Study: Artificial Intelligence Can Be Used to Promote Gender Equality: It’s true: the tech bots can be on our side in the battle for more equality and less sexism in society. Coming out of Ireland, this article is part of a three-part series that looks at how “AI can help employers promote gender equality, including gender pay gap reporting, encouraging gender diversity and fostering collaborative workplaces.”
Kathleen Loehr’s New Book, Gender Matters: A Guide to Growing Women’s Philanthropy: If you’re a feminist philanthropy newshound like me, you might want to pre-order this one. Kathleen Loehr, a longtime consultant and expert in the realm of women’s philanthropy, is coming out with a new book that promises to identify the specific changes that organizations, teams, and individuals in philanthropy need to make in order to increase support for women. This will be a must-read for fundraisers in the feminist philanthropy realm who want to understand how to get their message across and help donors do more gender equality work.

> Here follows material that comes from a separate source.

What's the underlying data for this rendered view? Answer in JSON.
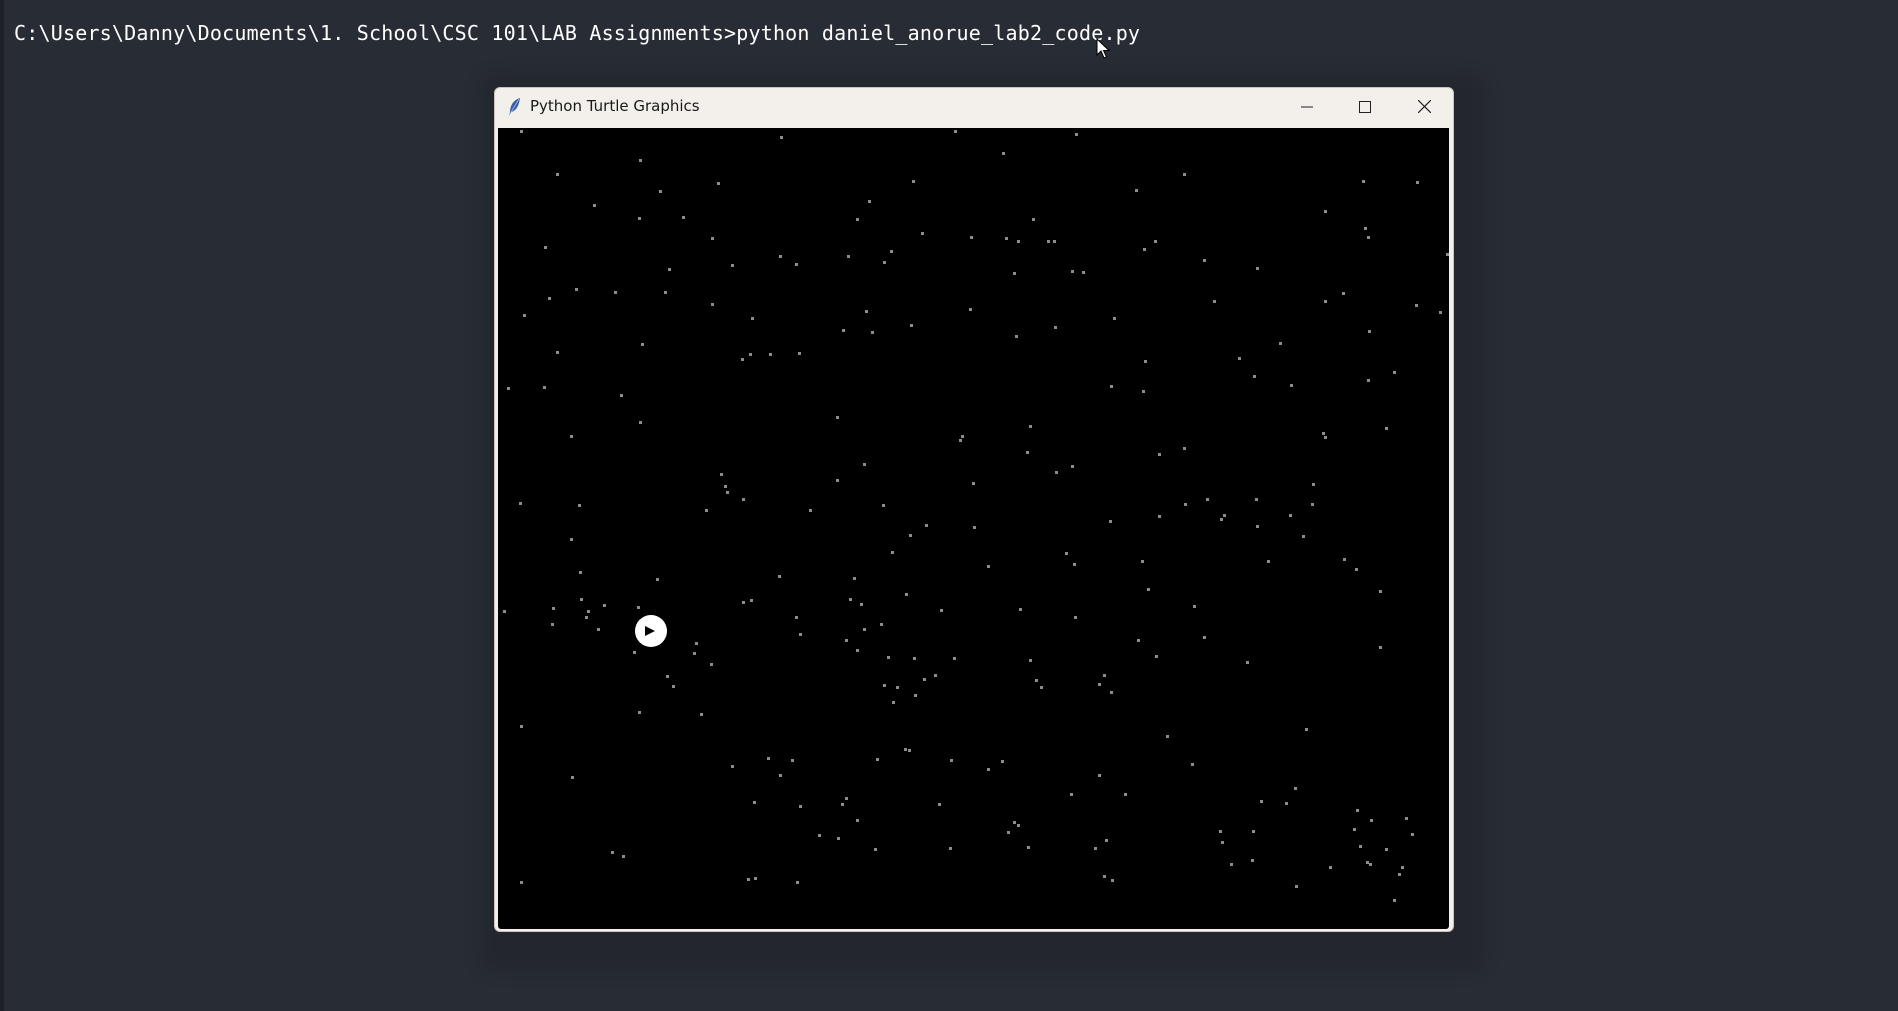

Feminist Philanthropy of a Different Sort: Donating Your Research and Writing to Wikipedia: I’m always intrigued when women (and men!) find new ways to give of their time and talent for the cause of gender equality. Jess Wade, a physicist living in London, challenged herself to write one Wikipedia biography a day on the undiscovered world of star female scientists. As of 2016, only 17% of Wikipedia entries cover women. Wade decided to use her passion for diversity in the sciences to provide more knowledge to the world free of charge and on her own time, setting a powerful example for all of us on how we can each do our part to build a world where women are seen and recognized for their contributions and accomplishments. Bravo, Jess Wade!
Feminist leader and journalist Marianne Schnall’s eight-year-old daughter had a striking question after the election of Barack Obama in 2008. Why have we not had a woman president?
The question wouldn’t go away for Schnall, and soon she found herself bringing it up to thought leaders and scholars, trying to figure out what it would take to put a woman in the highest governmental office in America.
One thing Schnall realized in this process was the need for stronger coalition-building across progressive movements. “This isn’t a women’s issue. It’s a human issue. It’s an issue of having a reflective democracy, and that’s why we need to have men be part of these conversations,” said Schnall.